The right-leaning Real Clear Politics national polling average still has Meatball Ron DeSantis at #2, although with collapsing support. Trump may still use him as a punching bag from time to time but he no longer sees him as any kind of threat. The latest:
And in Iowa, where DeSantis seems to think he can turn the tide, he’s at 14.8%. In New Hampshire, his polling average is a puny 9.7%, tied with Haley and behind Trump (43.7%) and Christie (10.0%). Ramaswamy is breathing down his neck (9.3%). And he’s in third place in South Carolina. Over the weekend, CNN reported that second place— for whatever that’s worth— is now an open slot and “a free-for-all. Since the 2024 presidential race began, the second-place spot in GOP primary polling has been a coveted one. The conventional wisdom was that for candidates not named Trump, one of their earliest objectives would be to become the consensus alternative to the former president. Before and in the early days of DeSantis’ campaign, it seemed like he would be that candidate. The Florida governor enjoyed a robust campaign war chest and early polling showed him trailing only Trump, albeit by a wide margin. But more recently, DeSantis’s star has begun to fade.”
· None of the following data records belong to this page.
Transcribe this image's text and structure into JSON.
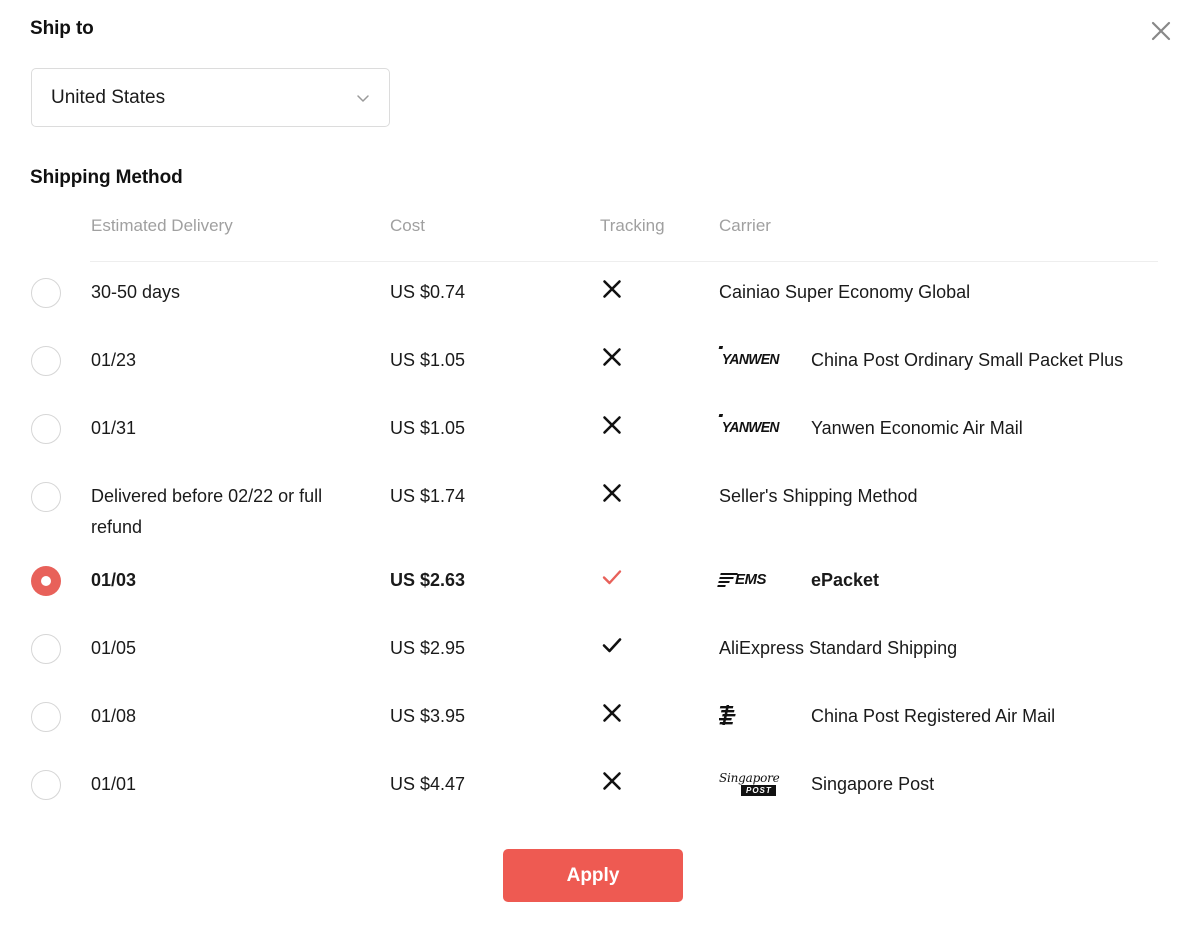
{
  "dialog": {
    "close_icon": "close-icon"
  },
  "ship_to": {
    "title": "Ship to",
    "selected_country": "United States",
    "chevron_icon": "chevron-down-icon"
  },
  "shipping_method": {
    "title": "Shipping Method",
    "columns": {
      "delivery": "Estimated Delivery",
      "cost": "Cost",
      "tracking": "Tracking",
      "carrier": "Carrier"
    },
    "rows": [
      {
        "delivery": "30-50 days",
        "cost": "US $0.74",
        "tracking": "no",
        "carrier": "Cainiao Super Economy Global",
        "logo": "none",
        "selected": false
      },
      {
        "delivery": "01/23",
        "cost": "US $1.05",
        "tracking": "no",
        "carrier": "China Post Ordinary Small Packet Plus",
        "logo": "yanwen",
        "selected": false
      },
      {
        "delivery": "01/31",
        "cost": "US $1.05",
        "tracking": "no",
        "carrier": "Yanwen Economic Air Mail",
        "logo": "yanwen",
        "selected": false
      },
      {
        "delivery": "Delivered before 02/22 or full refund",
        "cost": "US $1.74",
        "tracking": "no",
        "carrier": "Seller's Shipping Method",
        "logo": "none",
        "selected": false
      },
      {
        "delivery": "01/03",
        "cost": "US $2.63",
        "tracking": "yes",
        "carrier": "ePacket",
        "logo": "ems",
        "selected": true
      },
      {
        "delivery": "01/05",
        "cost": "US $2.95",
        "tracking": "yes",
        "carrier": "AliExpress Standard Shipping",
        "logo": "none",
        "selected": false
      },
      {
        "delivery": "01/08",
        "cost": "US $3.95",
        "tracking": "no",
        "carrier": "China Post Registered Air Mail",
        "logo": "chinapost",
        "selected": false
      },
      {
        "delivery": "01/01",
        "cost": "US $4.47",
        "tracking": "no",
        "carrier": "Singapore Post",
        "logo": "sgpost",
        "selected": false
      }
    ],
    "logo_labels": {
      "yanwen": "YANWEN",
      "ems": "EMS",
      "sgpost_script": "Singapore",
      "sgpost_badge": "POST"
    }
  },
  "footer": {
    "apply_label": "Apply"
  },
  "colors": {
    "accent": "#ee5a52",
    "selected_radio": "#e8615a",
    "tracking_yes_selected": "#e8615a",
    "header_text": "#a0a0a0",
    "divider": "#eeeeee"
  }
}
He was unimpressive at the first debate, the more voters saw of him, the less they liked him and many of his big campaign contributors started abandoning him. The death rate started the way it always does in these campaigns: firing staffers and cutting back budgets. Haley is overtaking him in some polls and far more of a threat to him than he is to Trump. He’s only been endorsed by 6 Members of Congress Bob Good (R-VA), Chip Roy (R-TX), Thomas Massie (R-KY), Tom McClintock (R-CA), Rick McCormick (R-GA) and his former Secretary of State Laurel Lee, the only member of the Florida delegation, a terrible embarrassment.
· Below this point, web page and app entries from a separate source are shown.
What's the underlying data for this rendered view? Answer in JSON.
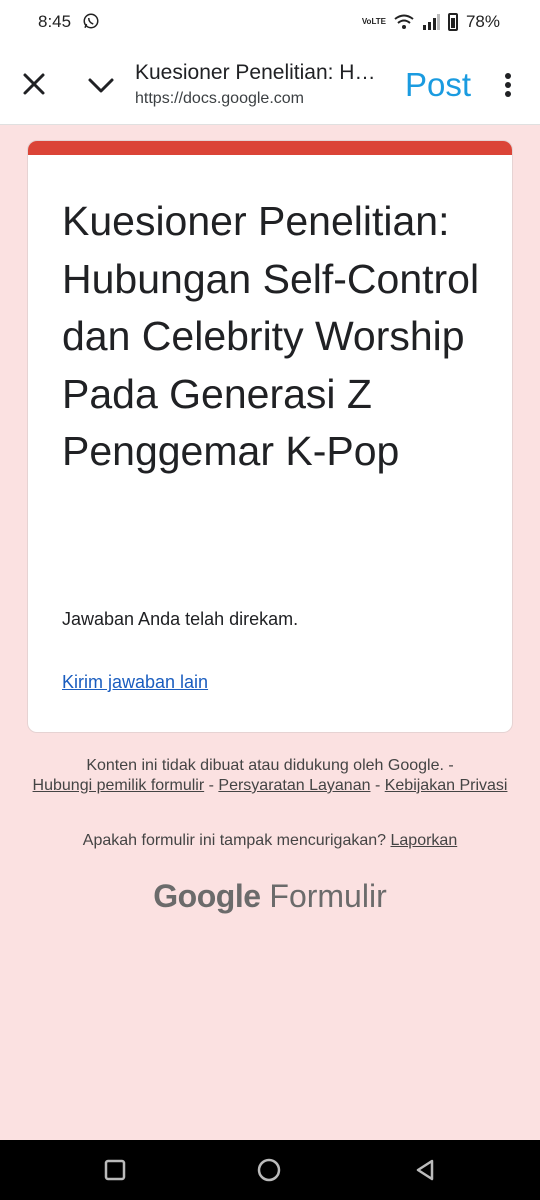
{
  "status_bar": {
    "time": "8:45",
    "network_label": "VoLTE",
    "battery": "78%"
  },
  "toolbar": {
    "title": "Kuesioner Penelitian: Hubungan Self-Control dan Celebrity Worship Pada Generasi Z Penggemar K-Pop",
    "url": "https://docs.google.com",
    "post_label": "Post"
  },
  "form": {
    "accent_color": "#db4437",
    "title": "Kuesioner Penelitian: Hubungan Self-Control dan Celebrity Worship Pada Generasi Z Penggemar K-Pop",
    "confirmation": "Jawaban Anda telah direkam.",
    "submit_another": "Kirim jawaban lain"
  },
  "footer": {
    "disclaimer": "Konten ini tidak dibuat atau didukung oleh Google. -",
    "contact_owner": "Hubungi pemilik formulir",
    "terms": "Persyaratan Layanan",
    "privacy": "Kebijakan Privasi",
    "separator": " - ",
    "suspicious": "Apakah formulir ini tampak mencurigakan?",
    "report": "Laporkan"
  },
  "brand": {
    "google": "Google",
    "product": "Formulir"
  }
}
This coming Wednesday could be a make it or break moment for DeSantis. Unless he’s outstanding in the Trump-free second debate, he’s pretty much washed up, especially if Nikki Haley or Vivek Ramaswamy outshines him again.
On Friday, Gary Finest and Kimberley Leonard reported that ”DeSantis is losing his clout in Florida. College boards, stacked with DeSantis appointees, are rejecting job candidates with ties to the governor. The chair of the Republican Party of Florida urged executive committee members to attend all GOP candidate events — giving cover to party faithful who want to attend a dinner at Mar-a-Lago with Trump.” Florida Republicans expect him to drop out.
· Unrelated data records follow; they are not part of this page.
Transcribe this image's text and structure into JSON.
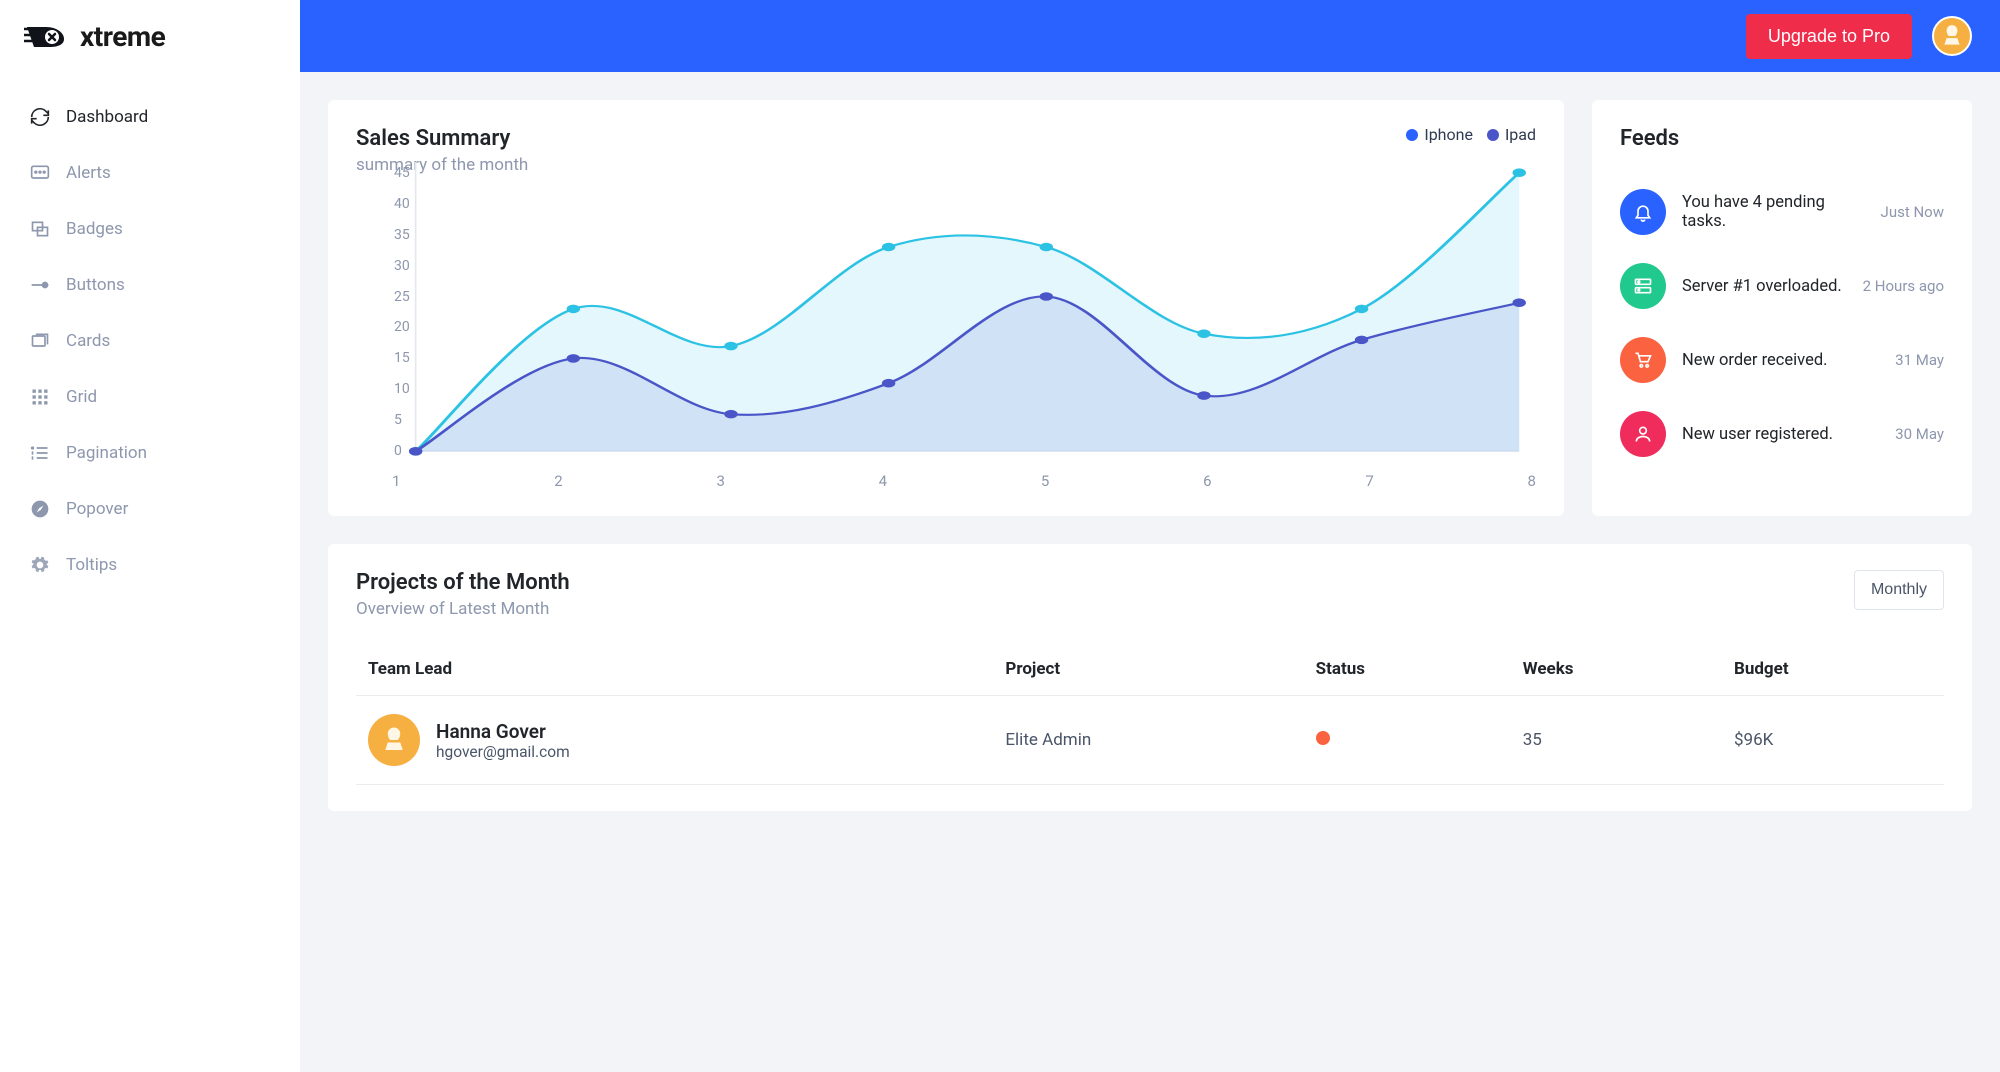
{
  "brand": {
    "name": "xtreme"
  },
  "sidebar": {
    "items": [
      {
        "label": "Dashboard"
      },
      {
        "label": "Alerts"
      },
      {
        "label": "Badges"
      },
      {
        "label": "Buttons"
      },
      {
        "label": "Cards"
      },
      {
        "label": "Grid"
      },
      {
        "label": "Pagination"
      },
      {
        "label": "Popover"
      },
      {
        "label": "Toltips"
      }
    ]
  },
  "topbar": {
    "upgrade": "Upgrade to Pro"
  },
  "sales": {
    "title": "Sales Summary",
    "subtitle": "summary of the month",
    "legend": [
      {
        "label": "Iphone",
        "color": "#2962ff"
      },
      {
        "label": "Ipad",
        "color": "#4a55c8"
      }
    ]
  },
  "chart_data": {
    "type": "line",
    "title": "Sales Summary",
    "xlabel": "",
    "ylabel": "",
    "ylim": [
      0,
      45
    ],
    "categories": [
      "1",
      "2",
      "3",
      "4",
      "5",
      "6",
      "7",
      "8"
    ],
    "yticks": [
      0,
      5,
      10,
      15,
      20,
      25,
      30,
      35,
      40,
      45
    ],
    "series": [
      {
        "name": "Iphone",
        "color": "#2cc2e4",
        "values": [
          0,
          23,
          17,
          33,
          33,
          19,
          23,
          45
        ]
      },
      {
        "name": "Ipad",
        "color": "#4a55c8",
        "values": [
          0,
          15,
          6,
          11,
          25,
          9,
          18,
          24
        ]
      }
    ]
  },
  "feeds": {
    "title": "Feeds",
    "items": [
      {
        "icon": "bell",
        "bg": "#2962ff",
        "text": "You have 4 pending tasks.",
        "time": "Just Now"
      },
      {
        "icon": "server",
        "bg": "#22c98e",
        "text": "Server #1 overloaded.",
        "time": "2 Hours ago"
      },
      {
        "icon": "cart",
        "bg": "#fb6340",
        "text": "New order received.",
        "time": "31 May"
      },
      {
        "icon": "user",
        "bg": "#ef2c5b",
        "text": "New user registered.",
        "time": "30 May"
      }
    ]
  },
  "projects": {
    "title": "Projects of the Month",
    "subtitle": "Overview of Latest Month",
    "dropdown": "Monthly",
    "columns": {
      "lead": "Team Lead",
      "project": "Project",
      "status": "Status",
      "weeks": "Weeks",
      "budget": "Budget"
    },
    "rows": [
      {
        "name": "Hanna Gover",
        "email": "hgover@gmail.com",
        "project": "Elite Admin",
        "status_color": "#fb6340",
        "weeks": "35",
        "budget": "$96K"
      }
    ]
  }
}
Interviews with nearly two dozen lobbyists, political consultants and lawmakers revealed that DeSantis’ struggles as a presidential candidate have already eroded his influence in Florida. There is a widespread expectation that his candidacy will end in failure. His standing at home may depend on how long he slogs forward in the presidential campaign— and how he will manage his exit from the race if he eventually drops out.
Now, it may be just a matter of time before Florida Republicans, once unflinchingly loyal, seek distance from DeSantis and his hardball governing methods.
“You don’t get the assumption they are measuring drapes anymore— they are waiting for him to drop out,” one long-time Republican consultant in Tallahassee said of those working for the governor. The consultant, like others quoted in this story, was granted anonymity to freely discuss the sensitive situation.
…DeSantis’ troubles on the campaign trail have emboldened some in his party who are exhausted by his aggressive tactics. The state party last week rescinded a loyalty pledge that would have obligated the GOP primary candidates to endorse the eventual Republican presidential nominee, a stunning turnaround made at the behest of Trump supporters and against DeSantis’ wishes.
A major lobbyist in Tallahassee said: “There’s no love lost between the Legislature and DeSantis... They are faking it. They are waiting long enough to see the king drained of all his power. It’s a slow-motion coup.”
…[S]ome state lawmakers are still bitter that DeSantis’ campaign asked Florida lawmakers to fundraise for him ahead of the GOP debate in August, according to a former Republican officeholder who spoke with them.
“Few members of the Legislature have a relationship with Ron DeSantis,” the person said. “He’s like the Wizard of Oz behind the curtain. You can’t get to him. All you hear about is the great and powerful Oz.”
…State lawmakers will likely be hesitant to openly defy the governor in the immediate future. But the next legislative session, beginning in January, will be underway as Iowa, New Hampshire and South Carolina are voting, and early wins by Trump could effectively end DeSantis’ campaign and dilute his clout in Florida.
Asked about the governor’s standing in Florida, the Trump campaign described DeSantis as “dropping like a rock,” and “failing badly.”
This week, three different Republican members of Florida’s congressional delegation, including Trump stalwarts Reps. Matt Gaetz and Byron Donalds, also began floating their names as candidates for the governor’s race that’s three years away, a move viewed by many as a sign of DeSantis’ waning influence since they wouldn’t rely on his endorsement.